**What the exercise asks:**
Narrow the data below down to the lines containing "this".

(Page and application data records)
○ ○ ○ ○

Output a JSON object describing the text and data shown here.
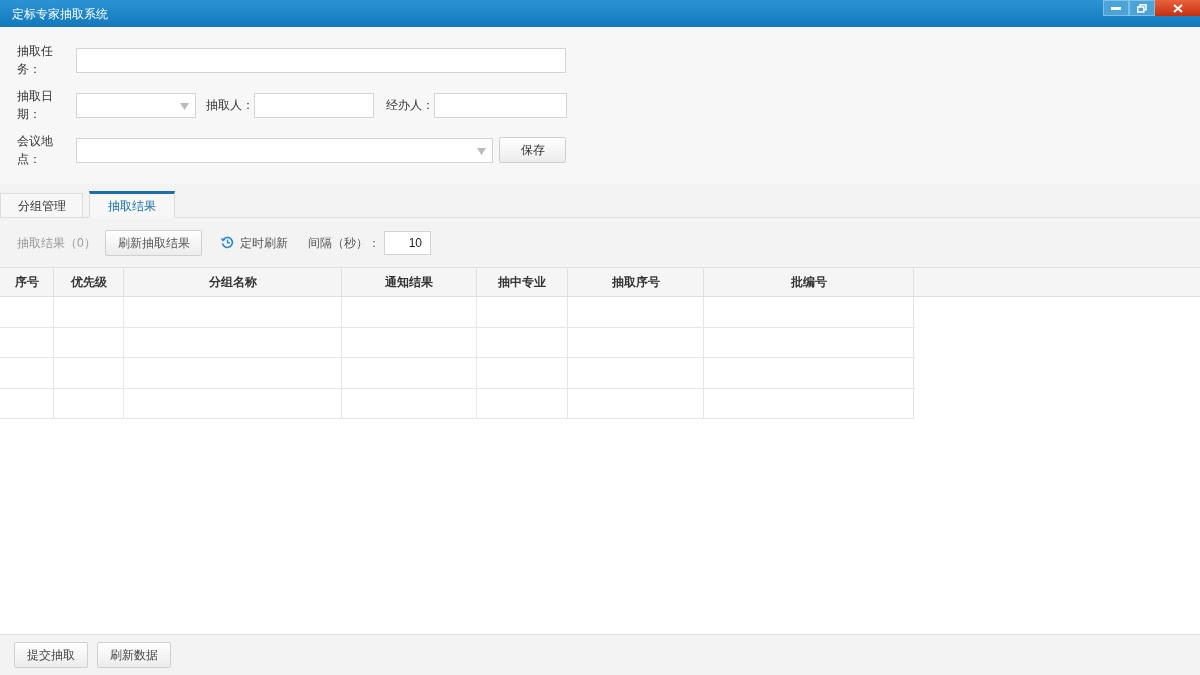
{
  "window": {
    "title": "定标专家抽取系统"
  },
  "form": {
    "task_label": "抽取任务：",
    "date_label": "抽取日期：",
    "drawer_label": "抽取人：",
    "handler_label": "经办人：",
    "location_label": "会议地点：",
    "save_button": "保存"
  },
  "tabs": [
    {
      "label": "分组管理",
      "selected": false
    },
    {
      "label": "抽取结果",
      "selected": true
    }
  ],
  "toolbar": {
    "result_count": "抽取结果（0）",
    "refresh_button": "刷新抽取结果",
    "timer_label": "定时刷新",
    "interval_label": "间隔（秒）：",
    "interval_value": "10"
  },
  "table": {
    "columns": [
      "序号",
      "优先级",
      "分组名称",
      "通知结果",
      "抽中专业",
      "抽取序号",
      "批编号"
    ]
  },
  "footer_buttons": [
    "提交抽取",
    "刷新数据"
  ]
}
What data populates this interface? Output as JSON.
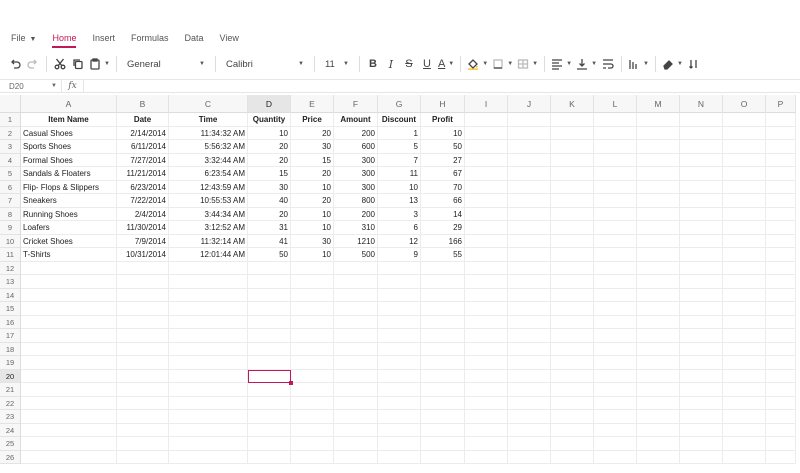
{
  "ribbon": {
    "file_label": "File",
    "tabs": [
      {
        "name": "home",
        "label": "Home",
        "active": true
      },
      {
        "name": "insert",
        "label": "Insert",
        "active": false
      },
      {
        "name": "formulas",
        "label": "Formulas",
        "active": false
      },
      {
        "name": "data",
        "label": "Data",
        "active": false
      },
      {
        "name": "view",
        "label": "View",
        "active": false
      }
    ]
  },
  "toolbar": {
    "number_format": "General",
    "font_name": "Calibri",
    "font_size": "11",
    "bold_label": "B",
    "italic_label": "I",
    "strike_label": "S",
    "underline_label": "U",
    "font_color_label": "A",
    "accent_color": "#c2185b"
  },
  "formula_bar": {
    "name_box": "D20",
    "fx_label": "fx",
    "value": ""
  },
  "sheet": {
    "columns": [
      "A",
      "B",
      "C",
      "D",
      "E",
      "F",
      "G",
      "H",
      "I",
      "J",
      "K",
      "L",
      "M",
      "N",
      "O",
      "P"
    ],
    "selected_column": "D",
    "selected_row": 20,
    "active_cell": "D20",
    "row_numbers": [
      1,
      2,
      3,
      4,
      5,
      6,
      7,
      8,
      9,
      10,
      11,
      12,
      13,
      14,
      15,
      16,
      17,
      18,
      19,
      20,
      21,
      22,
      23,
      24,
      25,
      26
    ],
    "headers": [
      "Item Name",
      "Date",
      "Time",
      "Quantity",
      "Price",
      "Amount",
      "Discount",
      "Profit"
    ],
    "rows": [
      [
        "Casual Shoes",
        "2/14/2014",
        "11:34:32 AM",
        "10",
        "20",
        "200",
        "1",
        "10"
      ],
      [
        "Sports Shoes",
        "6/11/2014",
        "5:56:32 AM",
        "20",
        "30",
        "600",
        "5",
        "50"
      ],
      [
        "Formal Shoes",
        "7/27/2014",
        "3:32:44 AM",
        "20",
        "15",
        "300",
        "7",
        "27"
      ],
      [
        "Sandals & Floaters",
        "11/21/2014",
        "6:23:54 AM",
        "15",
        "20",
        "300",
        "11",
        "67"
      ],
      [
        "Flip- Flops & Slippers",
        "6/23/2014",
        "12:43:59 AM",
        "30",
        "10",
        "300",
        "10",
        "70"
      ],
      [
        "Sneakers",
        "7/22/2014",
        "10:55:53 AM",
        "40",
        "20",
        "800",
        "13",
        "66"
      ],
      [
        "Running Shoes",
        "2/4/2014",
        "3:44:34 AM",
        "20",
        "10",
        "200",
        "3",
        "14"
      ],
      [
        "Loafers",
        "11/30/2014",
        "3:12:52 AM",
        "31",
        "10",
        "310",
        "6",
        "29"
      ],
      [
        "Cricket Shoes",
        "7/9/2014",
        "11:32:14 AM",
        "41",
        "30",
        "1210",
        "12",
        "166"
      ],
      [
        "T-Shirts",
        "10/31/2014",
        "12:01:44 AM",
        "50",
        "10",
        "500",
        "9",
        "55"
      ]
    ]
  }
}
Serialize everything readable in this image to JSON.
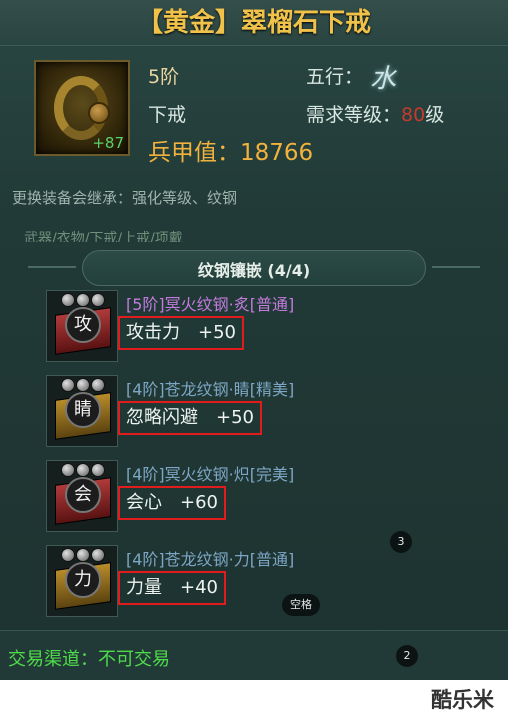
{
  "item": {
    "title": "【黄金】翠榴石下戒",
    "enhance_level": "+87",
    "tier": "5阶",
    "slot": "下戒",
    "element_label": "五行：",
    "element_icon": "water-glyph-icon",
    "required_level_label": "需求等级：",
    "required_level": "80",
    "required_level_suffix": "级",
    "power_label": "兵甲值：",
    "power_value": "18766",
    "inherit_note": "更换装备会继承：强化等级、纹钢",
    "partial_tabs": "武器/衣物/下戒/上戒/项戴"
  },
  "inlay": {
    "section_title": "纹钢镶嵌 (4/4)",
    "gems": [
      {
        "glyph": "攻",
        "name": "[5阶]冥火纹钢·炙[普通]",
        "stat": "攻击力　+50",
        "color": "purple",
        "base": "red"
      },
      {
        "glyph": "睛",
        "name": "[4阶]苍龙纹钢·睛[精美]",
        "stat": "忽略闪避　+50",
        "color": "blue",
        "base": "gold"
      },
      {
        "glyph": "会",
        "name": "[4阶]冥火纹钢·炽[完美]",
        "stat": "会心　+60",
        "color": "blue",
        "base": "red"
      },
      {
        "glyph": "力",
        "name": "[4阶]苍龙纹钢·力[普通]",
        "stat": "力量　+40",
        "color": "blue",
        "base": "gold"
      }
    ]
  },
  "footer": {
    "trade_channel": "交易渠道：不可交易"
  },
  "hints": {
    "badge_3": "3",
    "badge_2": "2",
    "space_key": "空格"
  },
  "watermark": "酷乐米",
  "colors": {
    "title_gold": "#f0c24a",
    "power_orange": "#f1b23e",
    "level_red": "#c43a2e",
    "trade_green": "#4fdc4a",
    "highlight_red": "#e01c1c"
  }
}
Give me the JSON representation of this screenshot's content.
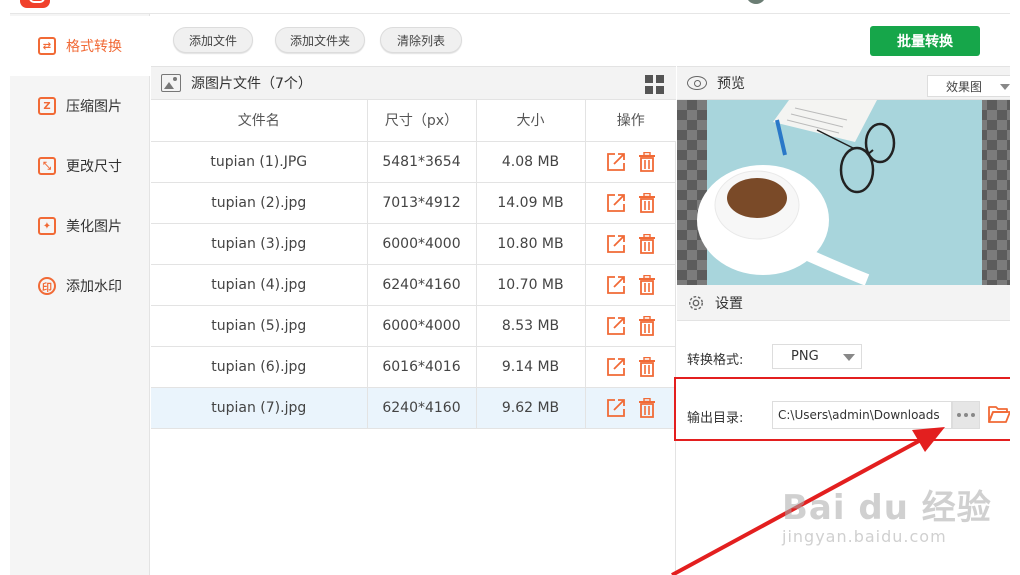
{
  "colors": {
    "accent": "#f16a36",
    "primary_green": "#16a64a",
    "highlight_red": "#e31f1f",
    "selected_row": "#eaf4fc"
  },
  "sidebar": {
    "items": [
      {
        "label": "格式转换",
        "icon": "format-convert-icon",
        "active": true
      },
      {
        "label": "压缩图片",
        "icon": "compress-icon",
        "active": false
      },
      {
        "label": "更改尺寸",
        "icon": "resize-icon",
        "active": false
      },
      {
        "label": "美化图片",
        "icon": "beautify-icon",
        "active": false
      },
      {
        "label": "添加水印",
        "icon": "watermark-icon",
        "active": false
      }
    ]
  },
  "toolbar": {
    "add_file": "添加文件",
    "add_folder": "添加文件夹",
    "clear_list": "清除列表",
    "batch_convert": "批量转换"
  },
  "file_panel": {
    "title": "源图片文件（7个）",
    "columns": [
      "文件名",
      "尺寸（px）",
      "大小",
      "操作"
    ],
    "rows": [
      {
        "name": "tupian (1).JPG",
        "size_px": "5481*3654",
        "size": "4.08 MB"
      },
      {
        "name": "tupian (2).jpg",
        "size_px": "7013*4912",
        "size": "14.09 MB"
      },
      {
        "name": "tupian (3).jpg",
        "size_px": "6000*4000",
        "size": "10.80 MB"
      },
      {
        "name": "tupian (4).jpg",
        "size_px": "6240*4160",
        "size": "10.70 MB"
      },
      {
        "name": "tupian (5).jpg",
        "size_px": "6000*4000",
        "size": "8.53 MB"
      },
      {
        "name": "tupian (6).jpg",
        "size_px": "6016*4016",
        "size": "9.14 MB"
      },
      {
        "name": "tupian (7).jpg",
        "size_px": "6240*4160",
        "size": "9.62 MB"
      }
    ],
    "selected_row": 6
  },
  "preview": {
    "title": "预览",
    "view_mode": "效果图"
  },
  "settings": {
    "title": "设置",
    "format_label": "转换格式:",
    "format_value": "PNG",
    "output_label": "输出目录:",
    "output_value": "C:\\Users\\admin\\Downloads"
  },
  "watermark": {
    "main": "Bai du 经验",
    "sub": "jingyan.baidu.com"
  }
}
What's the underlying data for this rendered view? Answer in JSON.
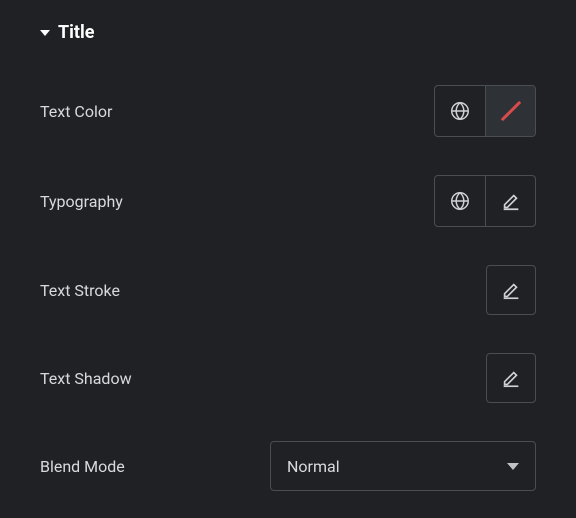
{
  "section": {
    "title": "Title"
  },
  "rows": {
    "text_color": {
      "label": "Text Color"
    },
    "typography": {
      "label": "Typography"
    },
    "text_stroke": {
      "label": "Text Stroke"
    },
    "text_shadow": {
      "label": "Text Shadow"
    },
    "blend_mode": {
      "label": "Blend Mode",
      "value": "Normal"
    }
  }
}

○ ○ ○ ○

**Written solution:**
What data populates this interface? Output as JSON.
Serialize everything readable in this image to JSON.
Give me the JSON representation of this screenshot's content.
What's the underlying data for this rendered view? Answer in JSON.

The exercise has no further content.